This November, the Québec Court of Appeal will hear an appeal of Hak v. Attorney General of Québec on the constitutionality of Bill 21, which prohibits public service workers from wearing religious...
Yoga versus democracy? What survey data says about spiritual Americans' political behavior
By Evan Stewart Et Al
As the United States gets less religious, is it also getting more selfish?
Historically, religious Americans have been civically engaged. Through churches and other faith-based organizations, congregants volunteer,...
Lunar mining and Moon land claims fall into a gray area of international law, but negotiations are underway to avoid conflict and damage to spacecraft
By Michelle L.D. Hanlon
Its been 50 years since humans last visited the Moon, and even robotic missions have been few and far between. But the Earths only natural satellite is about to get crowded.
At least six countries and a flurry of...
Six benefits that the metaverse offers to colleges and universities
By Nir Kshetri
Even though its unclear what exactly the metaverse is and whether it even exists, colleges and universities have jumped onto the metaverse bandwagon. They have augmented in-person and remote video learning with features...
The road to new fuel efficiency rules is filled with potholes. Here's how Australia can avoid them

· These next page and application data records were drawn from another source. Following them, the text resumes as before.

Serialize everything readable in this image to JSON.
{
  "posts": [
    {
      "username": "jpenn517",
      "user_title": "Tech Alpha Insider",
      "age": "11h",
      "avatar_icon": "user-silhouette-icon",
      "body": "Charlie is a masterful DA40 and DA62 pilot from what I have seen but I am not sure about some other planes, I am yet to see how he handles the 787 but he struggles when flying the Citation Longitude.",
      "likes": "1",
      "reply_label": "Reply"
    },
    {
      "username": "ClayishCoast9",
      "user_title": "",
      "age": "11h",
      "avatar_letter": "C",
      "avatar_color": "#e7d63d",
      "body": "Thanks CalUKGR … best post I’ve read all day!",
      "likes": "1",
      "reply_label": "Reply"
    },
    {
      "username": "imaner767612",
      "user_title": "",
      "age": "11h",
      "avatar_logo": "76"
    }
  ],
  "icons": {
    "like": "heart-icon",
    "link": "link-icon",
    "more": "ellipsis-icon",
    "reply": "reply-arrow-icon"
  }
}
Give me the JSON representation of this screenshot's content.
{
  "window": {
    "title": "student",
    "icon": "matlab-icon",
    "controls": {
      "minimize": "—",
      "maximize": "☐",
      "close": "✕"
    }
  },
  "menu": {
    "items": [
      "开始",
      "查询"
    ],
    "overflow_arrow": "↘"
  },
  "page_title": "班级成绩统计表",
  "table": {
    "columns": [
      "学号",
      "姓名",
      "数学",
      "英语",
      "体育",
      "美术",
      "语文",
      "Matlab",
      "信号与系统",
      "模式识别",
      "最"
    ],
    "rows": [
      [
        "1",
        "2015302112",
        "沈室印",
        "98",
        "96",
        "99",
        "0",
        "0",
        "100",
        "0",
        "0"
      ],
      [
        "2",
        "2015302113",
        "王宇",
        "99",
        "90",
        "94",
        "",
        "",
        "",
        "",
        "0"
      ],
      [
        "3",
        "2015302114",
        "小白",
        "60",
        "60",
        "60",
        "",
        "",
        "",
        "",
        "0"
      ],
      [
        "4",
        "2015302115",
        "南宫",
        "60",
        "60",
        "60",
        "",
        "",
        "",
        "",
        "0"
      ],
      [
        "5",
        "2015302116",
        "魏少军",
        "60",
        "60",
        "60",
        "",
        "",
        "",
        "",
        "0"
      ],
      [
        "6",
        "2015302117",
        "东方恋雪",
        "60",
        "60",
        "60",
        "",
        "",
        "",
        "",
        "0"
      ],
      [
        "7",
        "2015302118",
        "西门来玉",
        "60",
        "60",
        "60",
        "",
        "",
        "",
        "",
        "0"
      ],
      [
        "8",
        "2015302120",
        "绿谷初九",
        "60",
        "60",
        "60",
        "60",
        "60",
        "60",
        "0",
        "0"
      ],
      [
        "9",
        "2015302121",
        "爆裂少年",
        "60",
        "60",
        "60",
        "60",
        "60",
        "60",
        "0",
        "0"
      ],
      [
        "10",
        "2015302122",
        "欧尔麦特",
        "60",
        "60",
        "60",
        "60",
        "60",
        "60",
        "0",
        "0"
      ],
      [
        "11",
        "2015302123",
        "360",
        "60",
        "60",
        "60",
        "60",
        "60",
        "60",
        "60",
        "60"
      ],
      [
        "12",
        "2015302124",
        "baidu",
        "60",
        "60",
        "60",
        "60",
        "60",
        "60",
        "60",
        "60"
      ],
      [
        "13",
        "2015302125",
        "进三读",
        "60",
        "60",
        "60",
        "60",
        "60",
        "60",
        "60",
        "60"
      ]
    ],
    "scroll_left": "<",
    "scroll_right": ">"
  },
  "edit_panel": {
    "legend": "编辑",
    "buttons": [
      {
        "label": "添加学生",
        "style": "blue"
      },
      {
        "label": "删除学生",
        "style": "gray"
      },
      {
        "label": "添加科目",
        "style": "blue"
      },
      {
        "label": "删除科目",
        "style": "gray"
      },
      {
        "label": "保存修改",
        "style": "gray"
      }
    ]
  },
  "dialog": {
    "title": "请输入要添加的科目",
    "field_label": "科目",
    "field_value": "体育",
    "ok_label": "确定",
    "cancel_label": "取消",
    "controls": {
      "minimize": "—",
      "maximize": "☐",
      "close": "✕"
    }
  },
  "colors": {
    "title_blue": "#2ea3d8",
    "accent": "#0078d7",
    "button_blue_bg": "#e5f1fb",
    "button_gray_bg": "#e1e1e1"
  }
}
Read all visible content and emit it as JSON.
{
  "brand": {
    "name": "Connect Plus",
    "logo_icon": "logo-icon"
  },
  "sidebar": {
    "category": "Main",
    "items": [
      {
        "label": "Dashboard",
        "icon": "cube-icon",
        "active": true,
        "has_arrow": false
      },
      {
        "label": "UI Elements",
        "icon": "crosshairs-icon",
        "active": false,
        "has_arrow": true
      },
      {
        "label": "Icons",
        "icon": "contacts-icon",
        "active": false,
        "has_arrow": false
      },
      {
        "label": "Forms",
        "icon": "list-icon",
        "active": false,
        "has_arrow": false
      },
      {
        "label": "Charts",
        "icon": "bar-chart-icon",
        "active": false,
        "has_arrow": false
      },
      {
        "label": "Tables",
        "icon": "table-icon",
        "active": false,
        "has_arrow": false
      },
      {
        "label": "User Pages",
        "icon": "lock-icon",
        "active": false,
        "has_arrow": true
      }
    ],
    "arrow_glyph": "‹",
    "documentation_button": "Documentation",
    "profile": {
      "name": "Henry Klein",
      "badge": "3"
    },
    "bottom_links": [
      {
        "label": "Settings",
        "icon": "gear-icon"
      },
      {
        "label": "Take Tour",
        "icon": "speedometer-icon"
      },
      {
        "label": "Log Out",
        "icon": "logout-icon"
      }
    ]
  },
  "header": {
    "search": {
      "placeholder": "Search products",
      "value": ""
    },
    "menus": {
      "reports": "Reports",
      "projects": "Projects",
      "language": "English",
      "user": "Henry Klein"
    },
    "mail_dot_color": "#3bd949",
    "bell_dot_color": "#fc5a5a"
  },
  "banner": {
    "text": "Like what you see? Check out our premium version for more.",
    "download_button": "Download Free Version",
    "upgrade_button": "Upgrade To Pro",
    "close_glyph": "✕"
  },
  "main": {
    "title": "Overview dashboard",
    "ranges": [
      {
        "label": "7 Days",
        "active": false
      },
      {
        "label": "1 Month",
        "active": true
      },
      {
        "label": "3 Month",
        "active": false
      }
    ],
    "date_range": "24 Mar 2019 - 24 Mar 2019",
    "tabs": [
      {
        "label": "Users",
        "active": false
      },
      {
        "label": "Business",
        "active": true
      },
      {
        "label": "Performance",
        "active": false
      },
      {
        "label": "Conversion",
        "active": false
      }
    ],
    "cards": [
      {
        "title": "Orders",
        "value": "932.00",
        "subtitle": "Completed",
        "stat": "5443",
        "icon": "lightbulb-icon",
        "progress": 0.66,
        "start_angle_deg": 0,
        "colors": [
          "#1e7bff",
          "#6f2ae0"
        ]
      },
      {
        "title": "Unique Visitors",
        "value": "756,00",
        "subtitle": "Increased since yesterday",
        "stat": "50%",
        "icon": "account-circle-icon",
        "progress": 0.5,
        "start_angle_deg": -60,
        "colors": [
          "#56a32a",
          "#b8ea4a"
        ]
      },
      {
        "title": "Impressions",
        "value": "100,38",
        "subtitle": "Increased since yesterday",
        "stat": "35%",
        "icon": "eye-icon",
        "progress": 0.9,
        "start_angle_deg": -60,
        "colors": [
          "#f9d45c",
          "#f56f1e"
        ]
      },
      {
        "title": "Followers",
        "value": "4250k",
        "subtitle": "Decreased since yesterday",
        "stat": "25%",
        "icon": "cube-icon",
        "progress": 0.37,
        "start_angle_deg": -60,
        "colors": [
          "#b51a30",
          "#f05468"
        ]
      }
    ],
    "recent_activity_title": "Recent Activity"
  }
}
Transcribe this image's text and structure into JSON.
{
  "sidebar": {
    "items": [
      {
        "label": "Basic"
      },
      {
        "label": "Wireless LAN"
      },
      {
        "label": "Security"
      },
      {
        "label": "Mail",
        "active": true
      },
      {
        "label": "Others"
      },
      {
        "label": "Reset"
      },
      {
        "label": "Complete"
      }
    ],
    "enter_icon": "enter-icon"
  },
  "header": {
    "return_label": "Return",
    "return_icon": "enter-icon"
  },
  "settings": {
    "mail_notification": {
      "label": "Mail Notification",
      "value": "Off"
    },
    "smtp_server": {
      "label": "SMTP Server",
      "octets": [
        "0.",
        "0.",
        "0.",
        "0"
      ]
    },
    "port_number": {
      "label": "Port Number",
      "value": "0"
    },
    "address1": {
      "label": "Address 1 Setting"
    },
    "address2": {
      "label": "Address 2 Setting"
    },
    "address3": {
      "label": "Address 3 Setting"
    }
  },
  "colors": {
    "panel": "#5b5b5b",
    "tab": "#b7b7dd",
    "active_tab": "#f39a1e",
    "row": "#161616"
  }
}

By Robin Smit1 Et Al
Last week, federal Climate and Energy Minister Chris Bowen officially put fuel efficiency standards on the national agenda, saying the measure would reduce transport emissions and encourage electric vehicle uptake.
In a climate crisis, how do we treat businesses that profit from carbon pollution?
By Alistair Woodward
Introducing the New Zealand governments first Emissions Reduction Plan in June, climate change minister James Shaw observed:
The climate crisis is no longer something happening elsewhere, to someone else, in the...
The Big Four oilsands companies' influence threatens Alberta democracy, argues political scientist
By Robert (Bob) Ascah
Over the past five years, ownership of oilsands production has become hyperconcentrated in four companies: Cenovus Energy, Canadian Natural Resources Limited (CNRL), Imperial Oil Limited and Suncor Energy.
A professor in India lost her job over a bikini photo on Instagram. What does this say about misogyny?
By Deeplina Banerjee
News recently broke that last year, an assistant professor in Kolkata one of the more liberal cities in India was allegedly forced to resign after posting a photo in a bathing suit on her social media.
South Africa's nuclear sector has failed its test: the Koeberg nuclear plant life extension
By Harald Winkler Et Al
South Africas only nuclear power plant, Koeberg, has frequently been in the news in 2022, all for the wrong reasons.
Its operating licence expires in 2024, and its continued operation thereafter depends on critical...
Inflation: why it's very unlikely to get back below 2% for years to come
By Alexander Tziamalis
Inflation in the UK and eurozone is still getting worse. UK prices rose a whopping 10.1% in July compared to a year earlier, while those in the eurozone went up 8.9% breaking longstanding records in both places. Contrast...
Crimea: Ukraine uses new tactics to attempt to take back strategic territory from Russia
By Christoph Bluth
Russian president Vladimir Putin has reportedly replaced the commander of his Black Sea fleet just three days after an attack on the Russian Saki airbase in Crimea, as Ukraines military strategy shifts towards regaining...